The clock just chimed eight. The kids watched as I placed it on our piano yesterday, hung the pendulum, and wound the hands to the correct time, pausing every half-hour for the whirr and bong. My grandfather’s picture sits next to the clock. I like to see him on the piano, to imagine him thumping the time into the heads of my less than enthusiastic musicians. “You’re rushing again,” I hear as my fingers depress the keys of his old flute. “Here’s the beat.” 4/4 time pounded into my skull. Time is the place where reality meets imagination.
“If the clock were bigger,” said my son this morning, “and we owned this house, we could attach it to the wall and make a door, and a tunnel down below the house, and my room could be down there.” His sister had come into the office around 6:30 because she and her “Little One” wanted “to watch the clock.”
Three faces watched yesterday as I closed the etched glass door of the clock’s case. They filed out of the room as I returned to the computer. The pendulum ticked away the seconds on my article’s deadline, chiding my clicks over to Facebook. Before the next 30 minute chime, my oldest daughter knocked on the door. “I really feel like baking something. I don’t know why. I just feel like baking.”

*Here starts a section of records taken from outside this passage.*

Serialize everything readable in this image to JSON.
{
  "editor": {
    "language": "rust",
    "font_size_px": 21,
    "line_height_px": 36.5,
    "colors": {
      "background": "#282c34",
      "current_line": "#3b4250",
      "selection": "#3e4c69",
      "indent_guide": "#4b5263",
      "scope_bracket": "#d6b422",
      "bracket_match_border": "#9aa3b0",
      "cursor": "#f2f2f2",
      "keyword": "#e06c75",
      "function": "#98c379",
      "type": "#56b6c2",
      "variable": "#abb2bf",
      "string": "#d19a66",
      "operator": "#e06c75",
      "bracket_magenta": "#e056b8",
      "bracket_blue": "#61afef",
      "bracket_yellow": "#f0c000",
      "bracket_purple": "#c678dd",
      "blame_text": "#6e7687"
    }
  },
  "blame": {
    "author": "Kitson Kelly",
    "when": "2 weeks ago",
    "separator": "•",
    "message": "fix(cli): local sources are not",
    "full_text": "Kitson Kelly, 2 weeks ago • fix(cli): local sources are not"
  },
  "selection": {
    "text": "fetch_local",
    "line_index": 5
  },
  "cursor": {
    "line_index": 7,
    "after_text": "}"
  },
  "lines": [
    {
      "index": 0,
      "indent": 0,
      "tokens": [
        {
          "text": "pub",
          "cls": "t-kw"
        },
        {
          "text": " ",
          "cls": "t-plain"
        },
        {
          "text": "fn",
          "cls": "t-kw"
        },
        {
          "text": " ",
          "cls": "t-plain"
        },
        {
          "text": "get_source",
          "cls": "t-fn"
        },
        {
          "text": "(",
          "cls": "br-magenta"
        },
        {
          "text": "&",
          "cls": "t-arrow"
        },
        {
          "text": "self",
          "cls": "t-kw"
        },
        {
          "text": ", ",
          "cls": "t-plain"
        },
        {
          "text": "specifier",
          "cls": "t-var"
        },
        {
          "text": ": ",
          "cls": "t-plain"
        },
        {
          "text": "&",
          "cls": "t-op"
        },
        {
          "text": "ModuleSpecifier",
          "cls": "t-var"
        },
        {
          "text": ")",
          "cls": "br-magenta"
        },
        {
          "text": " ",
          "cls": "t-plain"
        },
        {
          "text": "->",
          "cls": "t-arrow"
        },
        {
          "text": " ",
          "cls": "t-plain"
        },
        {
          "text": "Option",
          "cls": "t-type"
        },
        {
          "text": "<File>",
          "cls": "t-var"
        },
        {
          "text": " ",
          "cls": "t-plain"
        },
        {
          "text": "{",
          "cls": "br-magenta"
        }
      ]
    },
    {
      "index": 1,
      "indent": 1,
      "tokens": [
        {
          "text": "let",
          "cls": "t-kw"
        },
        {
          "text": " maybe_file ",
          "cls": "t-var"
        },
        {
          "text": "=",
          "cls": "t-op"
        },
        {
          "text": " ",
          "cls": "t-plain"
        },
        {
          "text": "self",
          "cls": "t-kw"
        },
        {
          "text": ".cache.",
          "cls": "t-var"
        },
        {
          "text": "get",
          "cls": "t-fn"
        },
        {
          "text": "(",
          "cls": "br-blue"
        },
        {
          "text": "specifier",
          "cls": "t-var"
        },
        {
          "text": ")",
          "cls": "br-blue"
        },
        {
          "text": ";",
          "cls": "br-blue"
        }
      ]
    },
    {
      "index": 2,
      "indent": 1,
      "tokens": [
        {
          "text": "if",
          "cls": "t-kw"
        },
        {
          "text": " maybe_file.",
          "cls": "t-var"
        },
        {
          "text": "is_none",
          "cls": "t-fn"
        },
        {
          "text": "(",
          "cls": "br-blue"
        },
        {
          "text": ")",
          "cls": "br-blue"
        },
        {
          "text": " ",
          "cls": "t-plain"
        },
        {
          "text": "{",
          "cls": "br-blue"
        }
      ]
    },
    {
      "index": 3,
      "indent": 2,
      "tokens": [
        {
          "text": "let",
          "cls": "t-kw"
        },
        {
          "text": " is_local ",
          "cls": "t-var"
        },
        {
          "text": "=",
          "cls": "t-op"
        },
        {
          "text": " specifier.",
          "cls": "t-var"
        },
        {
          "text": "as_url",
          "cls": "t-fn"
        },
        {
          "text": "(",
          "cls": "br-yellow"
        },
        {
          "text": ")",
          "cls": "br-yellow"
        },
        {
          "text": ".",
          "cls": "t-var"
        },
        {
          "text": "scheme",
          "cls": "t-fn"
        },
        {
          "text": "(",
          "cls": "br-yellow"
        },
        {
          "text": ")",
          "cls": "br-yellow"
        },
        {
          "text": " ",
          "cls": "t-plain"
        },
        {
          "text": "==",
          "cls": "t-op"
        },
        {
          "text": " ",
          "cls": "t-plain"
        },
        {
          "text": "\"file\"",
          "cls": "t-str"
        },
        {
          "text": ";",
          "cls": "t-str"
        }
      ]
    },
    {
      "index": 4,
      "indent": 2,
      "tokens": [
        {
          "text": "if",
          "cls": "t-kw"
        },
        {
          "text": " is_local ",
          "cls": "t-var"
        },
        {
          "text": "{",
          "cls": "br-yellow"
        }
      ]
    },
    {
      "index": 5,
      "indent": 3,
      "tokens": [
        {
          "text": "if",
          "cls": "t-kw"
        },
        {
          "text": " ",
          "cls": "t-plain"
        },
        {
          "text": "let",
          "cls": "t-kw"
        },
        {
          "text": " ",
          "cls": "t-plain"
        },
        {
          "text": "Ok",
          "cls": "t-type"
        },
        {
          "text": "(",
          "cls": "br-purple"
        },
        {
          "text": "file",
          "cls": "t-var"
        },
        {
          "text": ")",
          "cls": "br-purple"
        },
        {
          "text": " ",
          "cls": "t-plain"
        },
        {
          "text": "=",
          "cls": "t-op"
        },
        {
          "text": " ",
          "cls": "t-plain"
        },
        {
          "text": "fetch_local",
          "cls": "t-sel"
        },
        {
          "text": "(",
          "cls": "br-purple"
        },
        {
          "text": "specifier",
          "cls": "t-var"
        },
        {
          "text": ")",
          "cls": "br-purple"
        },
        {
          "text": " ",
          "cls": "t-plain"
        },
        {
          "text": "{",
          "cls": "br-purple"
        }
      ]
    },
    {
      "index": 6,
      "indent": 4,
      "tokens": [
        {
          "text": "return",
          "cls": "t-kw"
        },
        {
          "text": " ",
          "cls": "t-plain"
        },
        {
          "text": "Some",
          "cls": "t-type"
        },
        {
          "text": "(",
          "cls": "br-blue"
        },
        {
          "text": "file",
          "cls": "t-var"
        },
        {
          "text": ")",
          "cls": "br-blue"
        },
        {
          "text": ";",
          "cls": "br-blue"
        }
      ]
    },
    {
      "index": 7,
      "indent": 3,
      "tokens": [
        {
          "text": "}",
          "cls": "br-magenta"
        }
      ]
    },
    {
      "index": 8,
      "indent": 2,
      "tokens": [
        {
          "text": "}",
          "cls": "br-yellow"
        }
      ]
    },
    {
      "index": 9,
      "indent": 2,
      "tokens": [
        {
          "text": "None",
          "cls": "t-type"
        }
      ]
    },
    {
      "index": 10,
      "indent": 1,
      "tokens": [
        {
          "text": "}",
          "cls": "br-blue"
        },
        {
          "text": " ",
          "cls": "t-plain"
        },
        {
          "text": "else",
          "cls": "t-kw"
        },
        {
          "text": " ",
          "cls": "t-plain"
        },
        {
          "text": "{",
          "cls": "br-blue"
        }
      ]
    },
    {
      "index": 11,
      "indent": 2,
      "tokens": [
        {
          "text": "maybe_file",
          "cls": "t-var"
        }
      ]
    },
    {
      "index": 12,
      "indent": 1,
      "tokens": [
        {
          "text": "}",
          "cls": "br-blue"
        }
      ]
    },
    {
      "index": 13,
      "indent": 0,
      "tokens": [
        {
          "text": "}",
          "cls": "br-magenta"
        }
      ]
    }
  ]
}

Two girls in terry-cloth jogging shorts jostle at their grandmother’s elbow. “Always level the flour with the back of the knife. Like this.” A white cloud blows into the canister. “You only need half the sugar.” The picture shifts and the grandfather hands over the whisk. “Put your back into it.” “Fold the whites in gently. You want the pancakes to be fluffy.” “The secret is beating the whites separately. That and the beer.” The clock ticks away the revolutions of the whisk. Another scene: the kitchen is hot in the July afternoon. “Isn’t it ready yet?” The girl has been stirring for hours. She thinks that if they just throw in the nuts and shredded coconut that the frosting might be thick enough. “It will get there,” says her grandmother. “You won’t think that it will, but it always boils. Just keep stirring.” The girl knows, this has been her job, every year since she could see over the stove top, stirring the frosting for her dad’s German Chocolate birthday cake.
My children baked amicably together for four hours on the day the clock returned to our house. Bowls and pans were put into the dishwasher. Cello practice went off without a hitch; Caitlin conquered Vivaldi and Aidan played the first measures of Twinkle Twinkle Little Star with gusto. I can’t see any lumps, but they have hard heads, my kids. As far as I can tell, there are no packets of cocaine, no thumb drives stuck to the underside of the clock, no gems hidden in the mechanism. But, something else came home with that clock. We are haunted by some combined spirit of time, memory, loss, and love. I have been given the key, and ready or not, I am the one who knows how the clock works.
My youngest came into the office a few minutes after her sister, past the noise of intent debate from the kitchen. “Sissy wants to know what kind of cake Grandpa wants for his birthday?”
I grinned at the clock. Sorry Grandma, but I know a secret. “Grandpa doesn’t really like cake. Why don’t you guys make him a pie?”